GREEN ISN'T THE NEW BLACK ANYMORE

A few months ago I was in the United States, where both Earth Hour & World Water Day were promoted on huge billboards normally reserved for the latest movie blockbuster.

Meanwhile West Hollywood was abuzz celebrating the launch of H&M’s new ‘Conscious Exclusive’ collection, a range made of ethically sourced, sustainable fabrics, including recycled fabrics. In April the ‘Fashion Revolution’ remembered the victims of the Rana Plaza factory collapse, calling on consumers to ask ‘Who Made Your Clothes’.

Elsewhere waiters in cafes and restaurants embraced farm-to-fork, explaining the provenance of food from local suppliers to certified organic coffee from women-owned Peruvian plantations.

It’s clear: green isn’t the new black, sustainable and ethical choice is. 
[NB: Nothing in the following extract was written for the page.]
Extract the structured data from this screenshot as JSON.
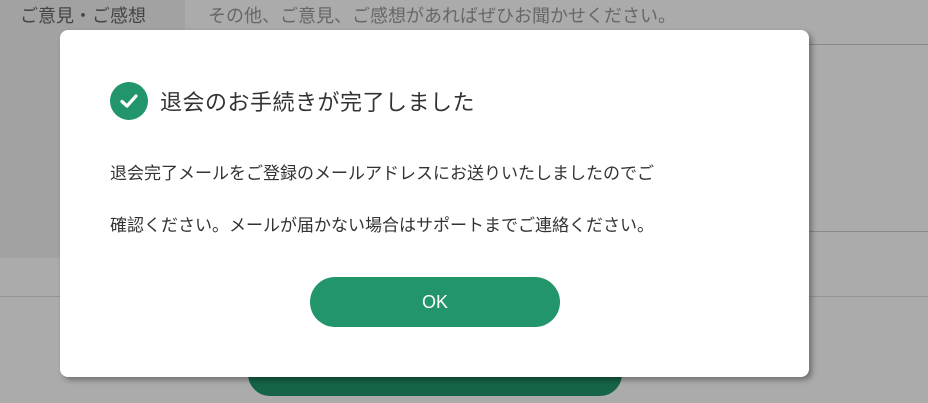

As Coco Chanel once said: “Fashion is architecture”. Real estate has become another luxury item and I say building design and fitout follows fashion. And so the property industry needs to step up.

Some say we’re already there, or at least well on our way. But are we?

I’d say it is not just about complying with government regulations and stating a commitment to building green.  Nor is it enough to have a sustainability report or achieve credits for certification. In fact, I’d go as far as to say it’s none of those things. It’s when there is no need for a separate sustainability report – not because it doesn’t matter anymore, but because it’s an integral part of the company’s business strategy, operations and culture. And, flowing from that, when certification is not the goal but, rather, good business.

It’s when the CEO lives and breathes sustainability – supported by an engaged Board of Directors; when the motive is doing good rather than simply less bad; and when corporate values are lived – rather than mere words on a website. This is when sustainability goes beyond the company’s corporate headquarters or the buildings that are designed, built and managed, into authentic employee, supplier and customer engagement; where the value goes to the communities in which the organisation operates and to the outer reaches of its influence to awareness and transparency around the supply chain. Just like we are seeing in the fashion industry.

In late April I went to Mumbai to discuss supply chain and sustainability strategy. Where is the supply chain sustainability strategy of any leading Australian property company?